Nome is inaccessible by road from Anchorage, however, it is relatively easy to get to if you have a few extra days in your schedule. Alaska Airlines offers daily, nonstop flights from Anchorage throughout the year, and the flight is just over an hour. When flying within Alaska on Alaska Airlines, you can have two free checked bags, allowing you to pack everything you need for your trip.

Once you are in Nome, there are only a few accommodation options. I highly recommend the Dredge 7 Inn, a quaint, comfortable stay, echoing the spirit of Nome's gold rush era. Here, travelers can secure a room and a rental Jeep/truck, the latter being essential for accessing muskox herds outside of town. There are extremely limited rental car options in Nome, so by booking your room with your car, you are securing access to everything you need.

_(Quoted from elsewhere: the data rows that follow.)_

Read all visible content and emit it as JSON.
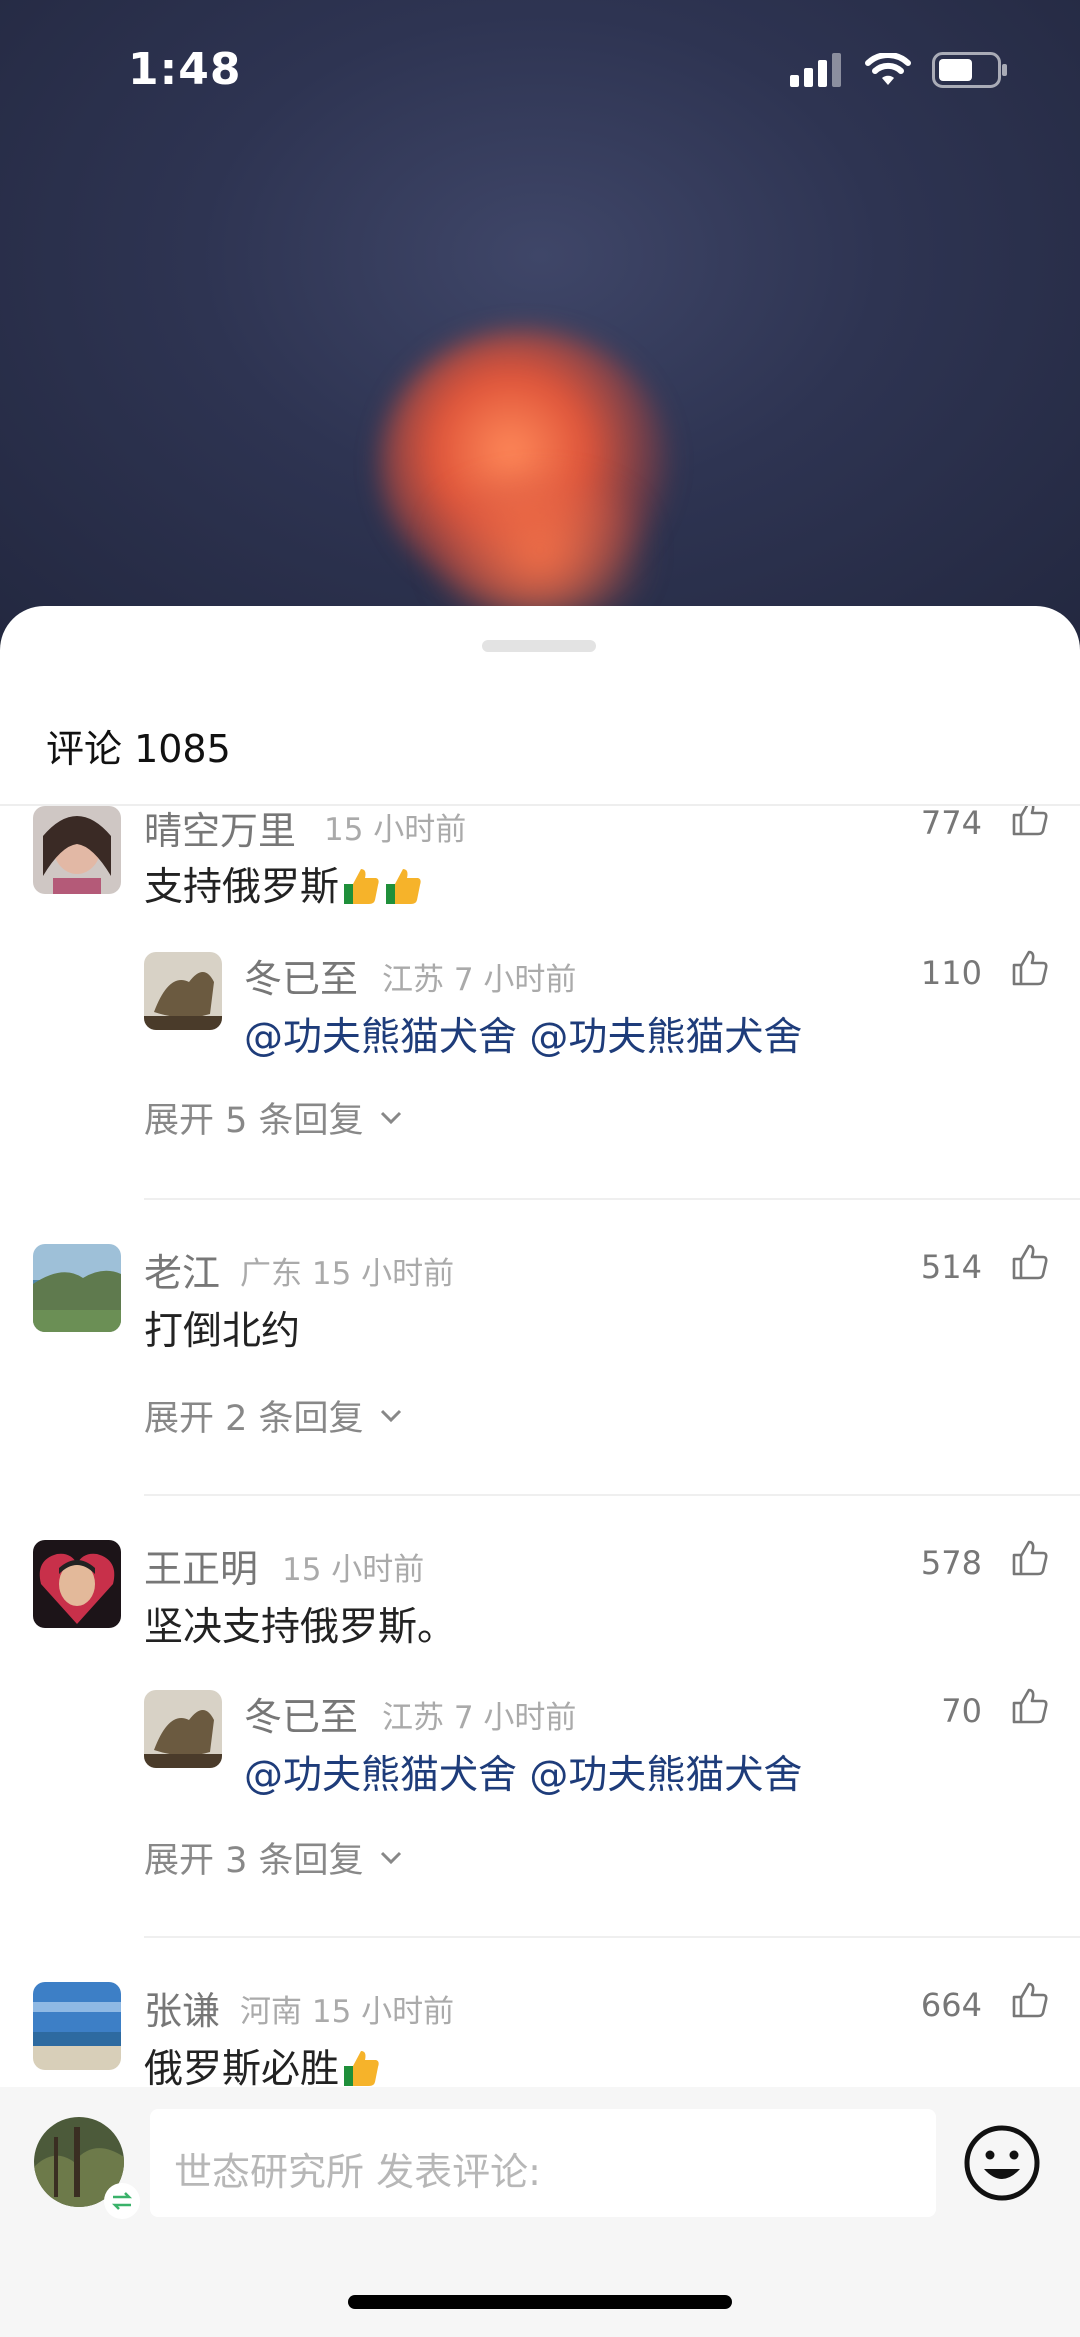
{
  "status_bar": {
    "time": "1:48"
  },
  "sheet": {
    "title": "评论 1085"
  },
  "comments": [
    {
      "name": "晴空万里",
      "meta": "15 小时前",
      "likes": "774",
      "text": "支持俄罗斯",
      "emoji": "thumbs-up x2",
      "reply": {
        "name": "冬已至",
        "meta": "江苏 7 小时前",
        "likes": "110",
        "text": "@功夫熊猫犬舍 @功夫熊猫犬舍"
      },
      "expand": "展开 5 条回复"
    },
    {
      "name": "老江",
      "meta": "广东 15 小时前",
      "likes": "514",
      "text": "打倒北约",
      "expand": "展开 2 条回复"
    },
    {
      "name": "王正明",
      "meta": "15 小时前",
      "likes": "578",
      "text": "坚决支持俄罗斯。",
      "reply": {
        "name": "冬已至",
        "meta": "江苏 7 小时前",
        "likes": "70",
        "text": "@功夫熊猫犬舍 @功夫熊猫犬舍"
      },
      "expand": "展开 3 条回复"
    },
    {
      "name": "张谦",
      "meta": "河南 15 小时前",
      "likes": "664",
      "text": "俄罗斯必胜",
      "emoji": "thumbs-up"
    }
  ],
  "composer": {
    "placeholder": "世态研究所 发表评论:"
  },
  "icons": {
    "like": "thumbs-up-outline-icon",
    "chevron": "chevron-down-icon",
    "emoji": "smiley-icon",
    "swap": "swap-account-icon"
  },
  "colors": {
    "mention": "#1e3c7a",
    "sheet_bg": "#ffffff",
    "bottom_bg": "#f6f6f6"
  }
}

Musk ox: Which unusual wildlife you can only see in Alaska (2024)
Top Articles
Latest Posts
Article information

Author: Dean Jakubowski Ret

Last Updated:

Views: 6005

Rating: 5 / 5 (70 voted)

Reviews: 85% of readers found this page helpful

Author information

Name: Dean Jakubowski Ret

Birthday: 1996-05-10

Address: Apt. 425 4346 Santiago Islands, Shariside, AK 38830-1874

Phone: +96313309894162

Job: Legacy Sales Designer

Hobby: Baseball, Wood carving, Candle making, Jigsaw puzzles, Lacemaking, Parkour, Drawing

Introduction: My name is Dean Jakubowski Ret, I am a enthusiastic, friendly, homely, handsome, zealous, brainy, elegant person who loves writing and wants to share my knowledge and understanding with you.